I work for a company that produces a large, 13-year-old web application. Lately, I've taken on the task of trying to get some kind of User Experience guidelines going for the system - something that hasn't really been worried about here before (Pretty much everyone here is a backend developer, no one has ever really worried about UX beyond "is it somehow possible to do what the user wants to do?").
One problem I've identified is our use of buttons, and it's giving me some trouble.
As we know from various design principles, having a whole bunch of options for a user that all look the same, but do different things, is bad. Cool.
Here's what part of our system currently looks like (Button names substituted, obviously):
This is just one, fairly minor example (we've got much worse) of a pervasive problem across our system.
I should note at this point that our system is mainly used by highly inexperienced computer users, who will not necessarily be familiar with common UI conventions. However, it forms the core of our users' day to day job, and they therefore become very familiar with the particular part of it that they use.
What changes can I recommend to our approach to using buttons that:
- Would make pages such as the one above much more clear in their purpose.
- Would allow much quicker use of the system with less effort.
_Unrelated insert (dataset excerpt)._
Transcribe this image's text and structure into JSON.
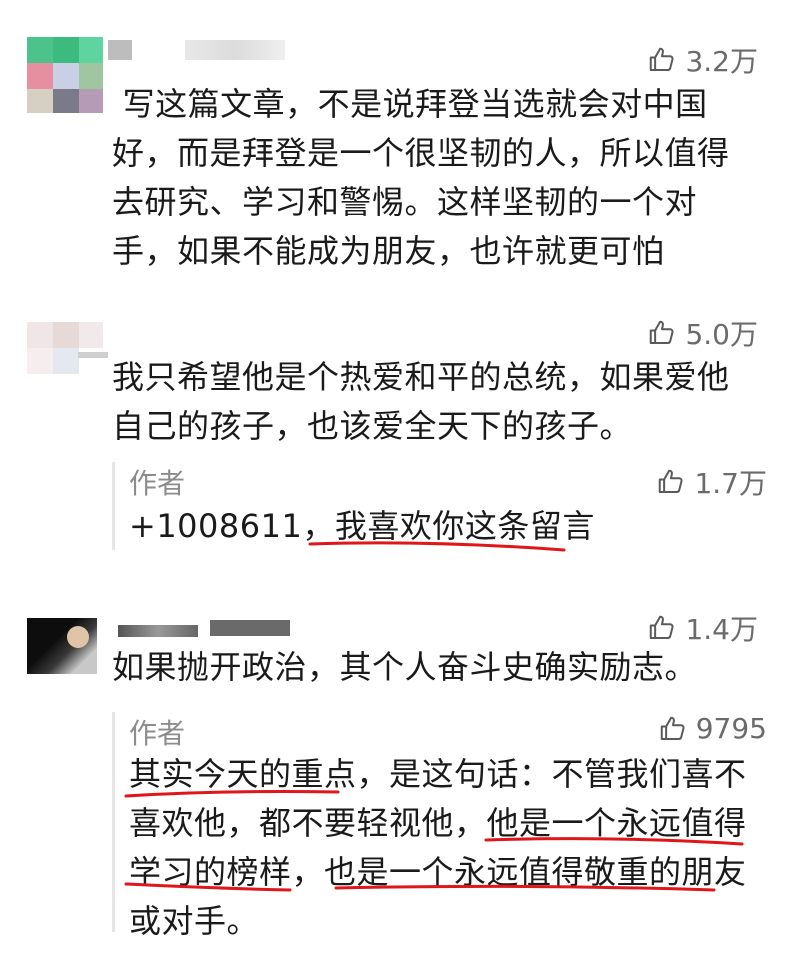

- Doesn't alienate the highly experienced users of our system who - while very knowledgable about the way our system currently works, are not fast to learn "new" systems, or adapt to change in our product, at all.
For bonus marks: in the general case, how does one alter bad design (that is understood and used fairly efficiently by experienced users simply due to their massive amounts of repetition of a task) without alienating experienced users in favour of inexperienced ones?